My mother had attempted to eliminate the burden we would experience when she died, so we would not have to repeat what she had endured upon my father’s death. She had attempted to create a suitable estate plan for herself. Unfortunately, there are many people holding themselves out as qualified to do estate planning, who in reality are not! Many attorneys who practice in other areas feel they can just tack estate planning onto their practice because “there’s nothing to it. It is simply a will or a trust”. There are also many non-attorneys, often insurance and annuity sales persons who hand out “$395 or $495 living trusts”. These trusts are often so inadequate that families are left to spend thousands of dollars in court correcting the errors, when that is even possible. Often, there is nothing that can be done. The problem is that you don’t know that there will be a problem until it is too late. In my mother’s case, her plan was woefully inadequate! It was too late for her to seek quality legal advice. Everything she had intended to do to protect us backfired. And I was left to pick up the pieces.
After experiencing first hand, as a client, the pain and frustration when estate plans are not properly drafted, I determined that I had found my niche. I would endeavor to provide peace of mind to clients by creating quality estate plans for them. I have taken countless courses and studied for more hours than I can remember in order to learn what is necessary for people to really achieve their estate planning goals.

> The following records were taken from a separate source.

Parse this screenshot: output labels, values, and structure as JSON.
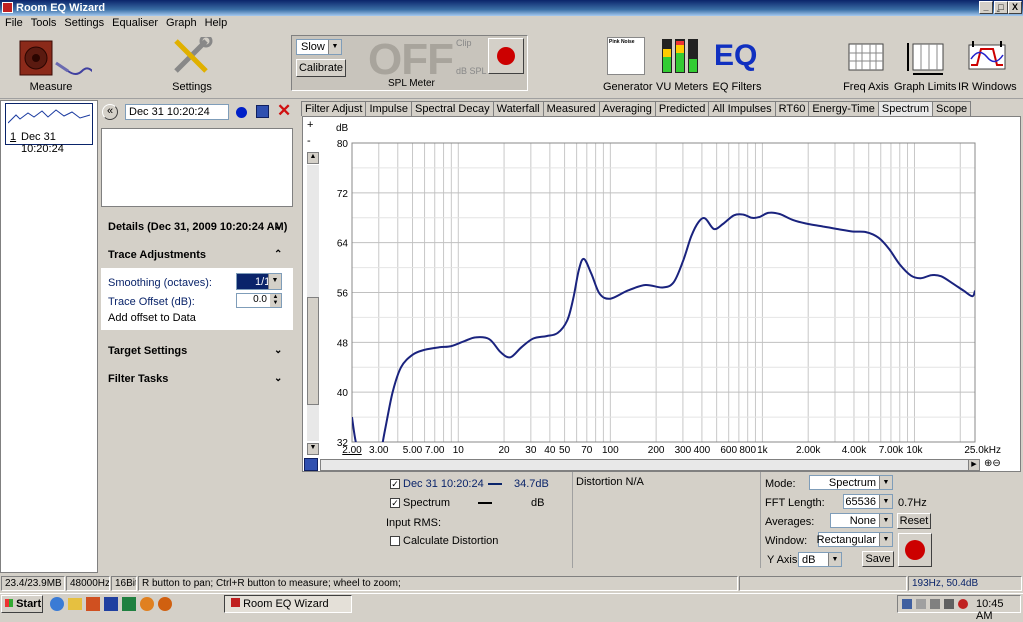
{
  "window": {
    "title": "Room EQ Wizard",
    "min": "_",
    "max": "̱□",
    "close": "X"
  },
  "menu": [
    "File",
    "Tools",
    "Settings",
    "Equaliser",
    "Graph",
    "Help"
  ],
  "toolbar": {
    "measure": "Measure",
    "settings": "Settings",
    "generator": "Generator",
    "vu": "VU Meters",
    "eq": "EQ Filters",
    "eq_logo": "EQ",
    "freq_axis": "Freq Axis",
    "graph_limits": "Graph Limits",
    "ir_windows": "IR Windows",
    "pink_noise": "Pink Noise"
  },
  "spl": {
    "speed": "Slow",
    "calibrate": "Calibrate",
    "reading": "OFF",
    "clip": "Clip",
    "unit": "dB SPL",
    "label": "SPL Meter"
  },
  "measurements": [
    {
      "index": "1",
      "name": "Dec 31 10:20:24"
    }
  ],
  "mid": {
    "name_value": "Dec 31 10:20:24",
    "details": "Details  (Dec 31, 2009 10:20:24 AM)",
    "trace_adjustments": "Trace Adjustments",
    "smoothing_label": "Smoothing (octaves):",
    "smoothing_value": "1/1",
    "offset_label": "Trace Offset (dB):",
    "offset_value": "0.0",
    "add_offset": "Add offset to Data",
    "target": "Target Settings",
    "filter_tasks": "Filter Tasks",
    "nav_back": "«"
  },
  "tabs": [
    {
      "label": "Filter Adjust"
    },
    {
      "label": "Impulse"
    },
    {
      "label": "Spectral Decay"
    },
    {
      "label": "Waterfall"
    },
    {
      "label": "Measured"
    },
    {
      "label": "Averaging"
    },
    {
      "label": "Predicted"
    },
    {
      "label": "All Impulses"
    },
    {
      "label": "RT60"
    },
    {
      "label": "Energy-Time"
    },
    {
      "label": "Spectrum",
      "active": true
    },
    {
      "label": "Scope"
    }
  ],
  "chart_data": {
    "type": "line",
    "xscale": "log",
    "xlim": [
      2,
      25000
    ],
    "ylim": [
      32,
      80
    ],
    "ylabel": "dB",
    "y_ticks": [
      "80",
      "72",
      "64",
      "56",
      "48",
      "40",
      "32"
    ],
    "x_ticks": [
      {
        "v": 2,
        "t": "2.00"
      },
      {
        "v": 3,
        "t": "3.00"
      },
      {
        "v": 5,
        "t": "5.00"
      },
      {
        "v": 7,
        "t": "7.00"
      },
      {
        "v": 10,
        "t": "10"
      },
      {
        "v": 20,
        "t": "20"
      },
      {
        "v": 30,
        "t": "30"
      },
      {
        "v": 40,
        "t": "40"
      },
      {
        "v": 50,
        "t": "50"
      },
      {
        "v": 70,
        "t": "70"
      },
      {
        "v": 100,
        "t": "100"
      },
      {
        "v": 200,
        "t": "200"
      },
      {
        "v": 300,
        "t": "300"
      },
      {
        "v": 400,
        "t": "400"
      },
      {
        "v": 600,
        "t": "600"
      },
      {
        "v": 800,
        "t": "800"
      },
      {
        "v": 1000,
        "t": "1k"
      },
      {
        "v": 2000,
        "t": "2.00k"
      },
      {
        "v": 4000,
        "t": "4.00k"
      },
      {
        "v": 7000,
        "t": "7.00k"
      },
      {
        "v": 10000,
        "t": "10k"
      },
      {
        "v": 25000,
        "t": "25.0kHz"
      }
    ],
    "series": [
      {
        "color": "#1a237e",
        "x": [
          2,
          2.1,
          2.3,
          2.6,
          3,
          3.3,
          3.7,
          4.2,
          5,
          6,
          7.5,
          9,
          11,
          13,
          16,
          19,
          22,
          26,
          31,
          38,
          45,
          52,
          57,
          62,
          67,
          75,
          85,
          100,
          130,
          170,
          220,
          260,
          300,
          340,
          380,
          420,
          480,
          550,
          650,
          750,
          850,
          950,
          1100,
          1300,
          1600,
          2000,
          2500,
          3100,
          3900,
          4800,
          5800,
          6800,
          8000,
          9500,
          11000,
          13000,
          15000,
          18000,
          21000,
          24000,
          25000
        ],
        "y": [
          36,
          32.5,
          28,
          25,
          29,
          34,
          40,
          44,
          46,
          46.8,
          47.2,
          47.4,
          48.2,
          48.8,
          48.5,
          46.4,
          45.6,
          47.2,
          48.6,
          49,
          49.5,
          51.5,
          55,
          59.6,
          61.4,
          59,
          55.8,
          55,
          56.3,
          57.2,
          56.8,
          57.6,
          61,
          65,
          67.3,
          67.9,
          66.2,
          67,
          68.4,
          68.5,
          68,
          68.1,
          68.8,
          68.6,
          67.6,
          67,
          66.6,
          66.2,
          65.8,
          65.7,
          64.8,
          63,
          60.5,
          58.7,
          58.3,
          58.8,
          58.6,
          57.4,
          56.3,
          55.4,
          56.3
        ]
      }
    ]
  },
  "graph_controls": {
    "zoom_in": "+",
    "zoom_out": "-"
  },
  "legend": {
    "trace1_name": "Dec 31 10:20:24",
    "trace1_value": "34.7dB",
    "trace2_name": "Spectrum",
    "trace2_value": "dB",
    "input_rms": "Input RMS:",
    "calc_distortion": "Calculate Distortion",
    "distortion": "Distortion N/A"
  },
  "analyser": {
    "mode_label": "Mode:",
    "mode_value": "Spectrum",
    "fft_label": "FFT Length:",
    "fft_value": "65536",
    "fft_res": "0.7Hz",
    "avg_label": "Averages:",
    "avg_value": "None",
    "reset": "Reset",
    "window_label": "Window:",
    "window_value": "Rectangular",
    "yaxis_label": "Y Axis:",
    "yaxis_value": "dB",
    "save": "Save"
  },
  "status": {
    "memory": "23.4/23.9MB",
    "rate": "48000Hz",
    "bits": "16Bit",
    "hint": "R button to pan; Ctrl+R button to measure; wheel to zoom;",
    "cursor": "193Hz, 50.4dB"
  },
  "taskbar": {
    "start": "Start",
    "task": "Room EQ Wizard",
    "clock": "10:45 AM"
  }
}
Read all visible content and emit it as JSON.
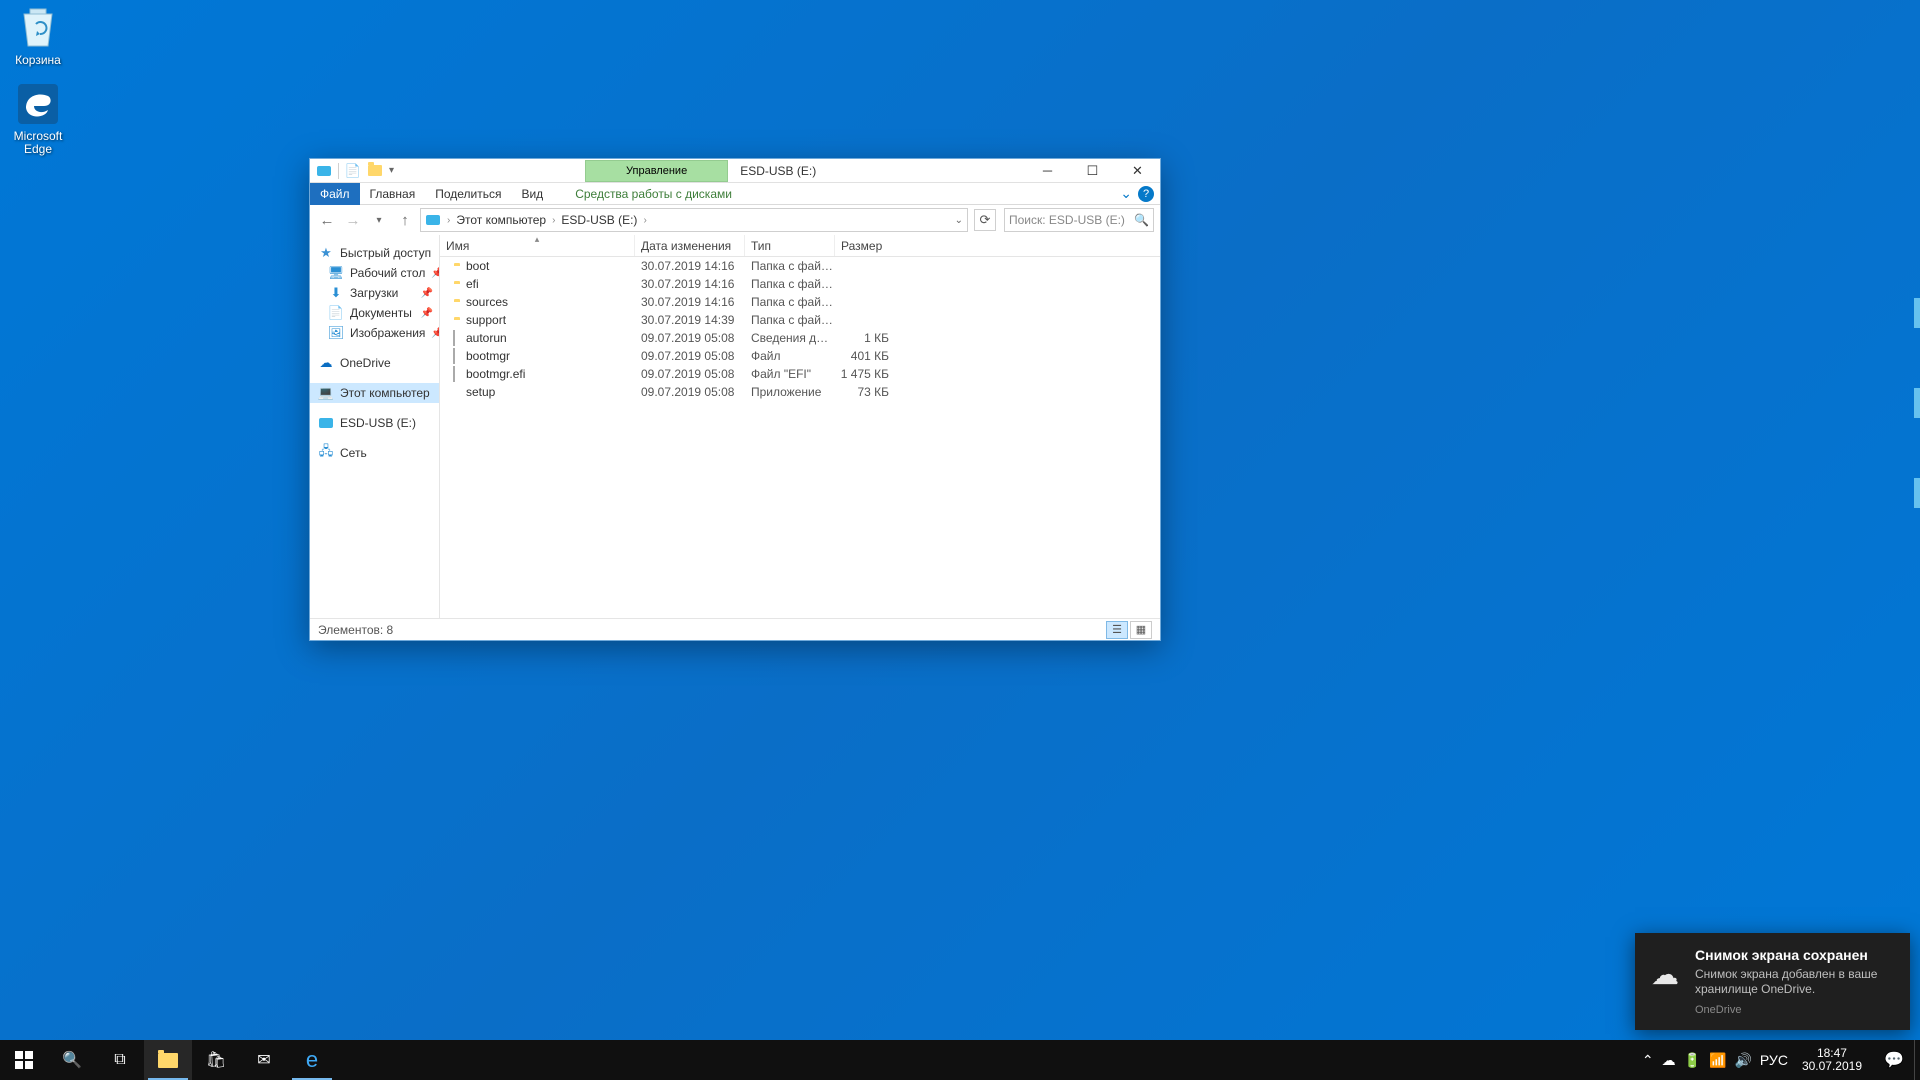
{
  "desktop": {
    "recycle_bin": "Корзина",
    "edge": "Microsoft Edge"
  },
  "window": {
    "manage_tab": "Управление",
    "title": "ESD-USB (E:)",
    "tabs": {
      "file": "Файл",
      "home": "Главная",
      "share": "Поделиться",
      "view": "Вид",
      "drive_tools": "Средства работы с дисками"
    },
    "breadcrumb": {
      "this_pc": "Этот компьютер",
      "drive": "ESD-USB (E:)"
    },
    "search_placeholder": "Поиск: ESD-USB (E:)",
    "nav": {
      "quick_access": "Быстрый доступ",
      "desktop": "Рабочий стол",
      "downloads": "Загрузки",
      "documents": "Документы",
      "pictures": "Изображения",
      "onedrive": "OneDrive",
      "this_pc": "Этот компьютер",
      "drive": "ESD-USB (E:)",
      "network": "Сеть"
    },
    "columns": {
      "name": "Имя",
      "date": "Дата изменения",
      "type": "Тип",
      "size": "Размер"
    },
    "files": [
      {
        "icon": "folder",
        "name": "boot",
        "date": "30.07.2019 14:16",
        "type": "Папка с файлами",
        "size": ""
      },
      {
        "icon": "folder",
        "name": "efi",
        "date": "30.07.2019 14:16",
        "type": "Папка с файлами",
        "size": ""
      },
      {
        "icon": "folder",
        "name": "sources",
        "date": "30.07.2019 14:16",
        "type": "Папка с файлами",
        "size": ""
      },
      {
        "icon": "folder",
        "name": "support",
        "date": "30.07.2019 14:39",
        "type": "Папка с файлами",
        "size": ""
      },
      {
        "icon": "file",
        "name": "autorun",
        "date": "09.07.2019 05:08",
        "type": "Сведения для уст...",
        "size": "1 КБ"
      },
      {
        "icon": "file",
        "name": "bootmgr",
        "date": "09.07.2019 05:08",
        "type": "Файл",
        "size": "401 КБ"
      },
      {
        "icon": "file",
        "name": "bootmgr.efi",
        "date": "09.07.2019 05:08",
        "type": "Файл \"EFI\"",
        "size": "1 475 КБ"
      },
      {
        "icon": "app",
        "name": "setup",
        "date": "09.07.2019 05:08",
        "type": "Приложение",
        "size": "73 КБ"
      }
    ],
    "status": "Элементов: 8"
  },
  "notification": {
    "title": "Снимок экрана сохранен",
    "body": "Снимок экрана добавлен в ваше хранилище OneDrive.",
    "app": "OneDrive"
  },
  "taskbar": {
    "lang": "РУС",
    "time": "18:47",
    "date": "30.07.2019"
  }
}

I realized early on from my experiences as a nurse, and as a caretaker, that estate planning is more than simply writing a will to pass property when someone dies. It must also include a plan for the possibility that illness or accidents could incapacitate a person. A legal plan must be in place to protect a person’s dignity, the quality of life and the assets he or she has spent a lifetime earning, in the event of death, or the difficult process of living with a long term condition. This is what I specialize in. And this peace of mind is what I offer my clients and their families. From someone who has been on both sides of the desk, I can understand and empathize, and yet also give the quality of legal advice necessary to minimize the pain and loss that families will experience. Contrary to what many people think, it is NOT simply providing documents. It is creating a comprehensive, individualized plan that will work when it is needed. Through my second career, I have again found a way to make a difference in people’s lives.